### Work instruction
Total the lines of the listing below that hold the word "date". Output nothing except that number.

### Entries supplied
---------------
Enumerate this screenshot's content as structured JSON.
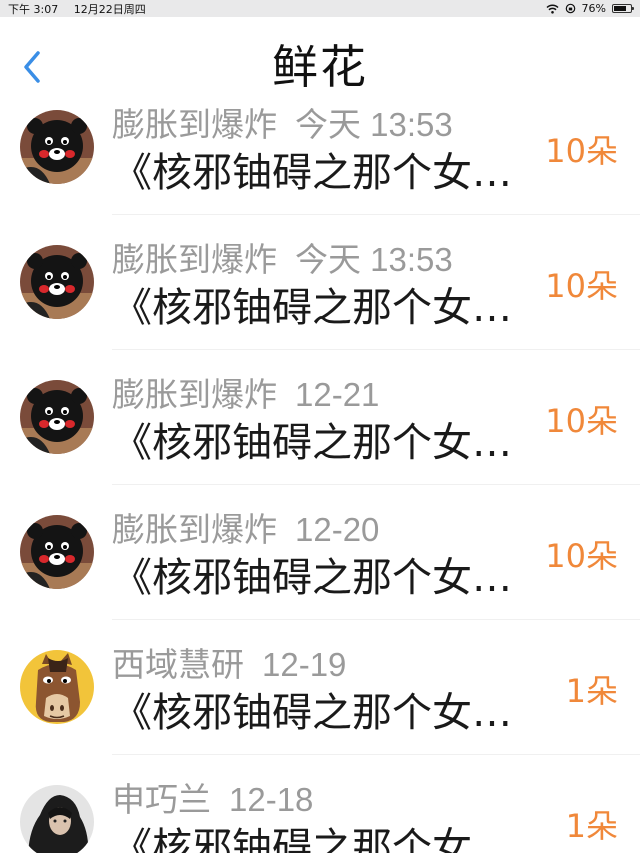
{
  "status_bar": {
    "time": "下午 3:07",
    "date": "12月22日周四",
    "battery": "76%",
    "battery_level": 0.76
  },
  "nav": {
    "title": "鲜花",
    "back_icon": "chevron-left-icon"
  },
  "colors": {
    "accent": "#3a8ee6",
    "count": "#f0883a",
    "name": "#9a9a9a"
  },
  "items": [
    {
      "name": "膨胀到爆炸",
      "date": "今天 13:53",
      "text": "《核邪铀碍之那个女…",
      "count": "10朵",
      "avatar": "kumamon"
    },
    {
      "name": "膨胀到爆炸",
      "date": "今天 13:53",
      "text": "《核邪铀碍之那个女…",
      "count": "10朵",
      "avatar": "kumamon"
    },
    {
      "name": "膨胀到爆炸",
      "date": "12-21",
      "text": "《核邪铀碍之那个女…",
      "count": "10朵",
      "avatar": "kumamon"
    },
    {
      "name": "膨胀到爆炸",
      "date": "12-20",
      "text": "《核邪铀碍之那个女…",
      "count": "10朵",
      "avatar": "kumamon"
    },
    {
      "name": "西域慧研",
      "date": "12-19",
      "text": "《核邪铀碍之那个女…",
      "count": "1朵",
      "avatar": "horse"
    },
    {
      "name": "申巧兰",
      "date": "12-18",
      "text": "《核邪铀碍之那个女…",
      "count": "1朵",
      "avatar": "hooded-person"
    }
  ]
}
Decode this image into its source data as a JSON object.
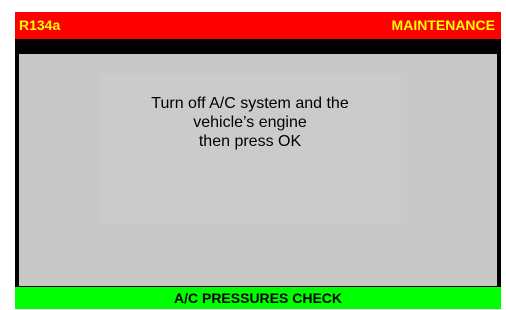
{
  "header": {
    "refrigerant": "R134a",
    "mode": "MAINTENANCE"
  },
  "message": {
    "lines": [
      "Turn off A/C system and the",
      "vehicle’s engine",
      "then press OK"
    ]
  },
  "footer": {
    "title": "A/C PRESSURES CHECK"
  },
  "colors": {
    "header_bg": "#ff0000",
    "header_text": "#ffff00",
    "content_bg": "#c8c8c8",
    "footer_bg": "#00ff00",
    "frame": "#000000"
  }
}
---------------
### Answer
7